● **Task prompt**: Leave out the images and repeat the listing below without a single change.

┌────────

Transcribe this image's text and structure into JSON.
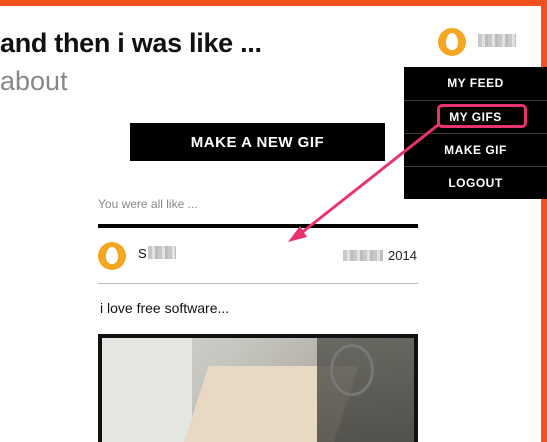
{
  "header": {
    "title": "and then i was like ...",
    "subtitle": "about"
  },
  "user_menu": {
    "items": [
      "MY FEED",
      "MY GIFS",
      "MAKE GIF",
      "LOGOUT"
    ],
    "highlighted_item": "MY GIFS"
  },
  "actions": {
    "make_gif_label": "MAKE A NEW GIF"
  },
  "post": {
    "caption": "You were all like ...",
    "author_initial": "S",
    "date_suffix": "2014",
    "text": "i love free software..."
  },
  "colors": {
    "accent": "#f4511e",
    "avatar": "#f5a623",
    "highlight": "#e8336f"
  },
  "icons": {
    "avatar": "egg-avatar-icon",
    "annotation": "arrow-icon"
  }
}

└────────

● **Your solution**:
Transcribe this image's text and structure into JSON.
{
  "header": {
    "title": "and then i was like ...",
    "subtitle": "about"
  },
  "user_menu": {
    "items": [
      "MY FEED",
      "MY GIFS",
      "MAKE GIF",
      "LOGOUT"
    ],
    "highlighted_item": "MY GIFS"
  },
  "actions": {
    "make_gif_label": "MAKE A NEW GIF"
  },
  "post": {
    "caption": "You were all like ...",
    "author_initial": "S",
    "date_suffix": "2014",
    "text": "i love free software..."
  },
  "colors": {
    "accent": "#f4511e",
    "avatar": "#f5a623",
    "highlight": "#e8336f"
  },
  "icons": {
    "avatar": "egg-avatar-icon",
    "annotation": "arrow-icon"
  }
}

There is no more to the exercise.